WHAT IS BEING ASKED:
Your job here is to restate every record exactly, pictures excluded.
::::
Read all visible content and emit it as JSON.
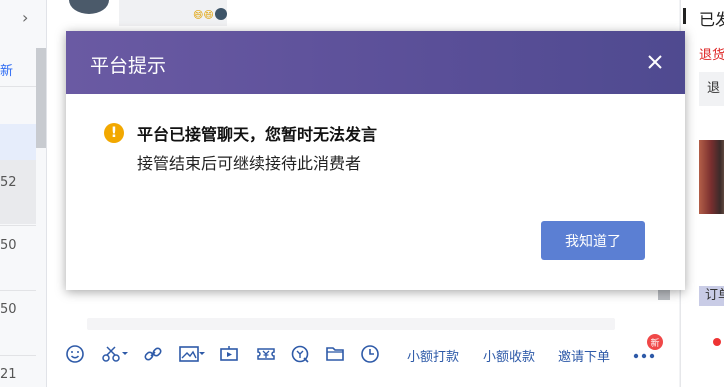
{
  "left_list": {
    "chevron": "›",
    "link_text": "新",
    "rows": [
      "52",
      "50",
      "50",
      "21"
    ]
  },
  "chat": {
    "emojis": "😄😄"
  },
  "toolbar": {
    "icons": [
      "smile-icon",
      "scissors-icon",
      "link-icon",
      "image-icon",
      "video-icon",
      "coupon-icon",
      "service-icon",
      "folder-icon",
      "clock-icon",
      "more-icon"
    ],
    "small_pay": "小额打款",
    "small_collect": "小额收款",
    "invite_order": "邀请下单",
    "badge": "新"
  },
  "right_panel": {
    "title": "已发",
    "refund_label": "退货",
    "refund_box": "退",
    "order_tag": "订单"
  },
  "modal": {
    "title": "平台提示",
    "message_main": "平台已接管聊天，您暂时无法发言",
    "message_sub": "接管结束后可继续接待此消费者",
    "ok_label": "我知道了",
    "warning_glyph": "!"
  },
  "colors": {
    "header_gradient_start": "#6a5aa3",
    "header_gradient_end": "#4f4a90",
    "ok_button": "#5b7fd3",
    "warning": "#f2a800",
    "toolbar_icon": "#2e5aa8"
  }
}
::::
SOLUTION TO THIS TASK:
Read all visible content and emit it as JSON.
{
  "left_list": {
    "chevron": "›",
    "link_text": "新",
    "rows": [
      "52",
      "50",
      "50",
      "21"
    ]
  },
  "chat": {
    "emojis": "😄😄"
  },
  "toolbar": {
    "icons": [
      "smile-icon",
      "scissors-icon",
      "link-icon",
      "image-icon",
      "video-icon",
      "coupon-icon",
      "service-icon",
      "folder-icon",
      "clock-icon",
      "more-icon"
    ],
    "small_pay": "小额打款",
    "small_collect": "小额收款",
    "invite_order": "邀请下单",
    "badge": "新"
  },
  "right_panel": {
    "title": "已发",
    "refund_label": "退货",
    "refund_box": "退",
    "order_tag": "订单"
  },
  "modal": {
    "title": "平台提示",
    "message_main": "平台已接管聊天，您暂时无法发言",
    "message_sub": "接管结束后可继续接待此消费者",
    "ok_label": "我知道了",
    "warning_glyph": "!"
  },
  "colors": {
    "header_gradient_start": "#6a5aa3",
    "header_gradient_end": "#4f4a90",
    "ok_button": "#5b7fd3",
    "warning": "#f2a800",
    "toolbar_icon": "#2e5aa8"
  }
}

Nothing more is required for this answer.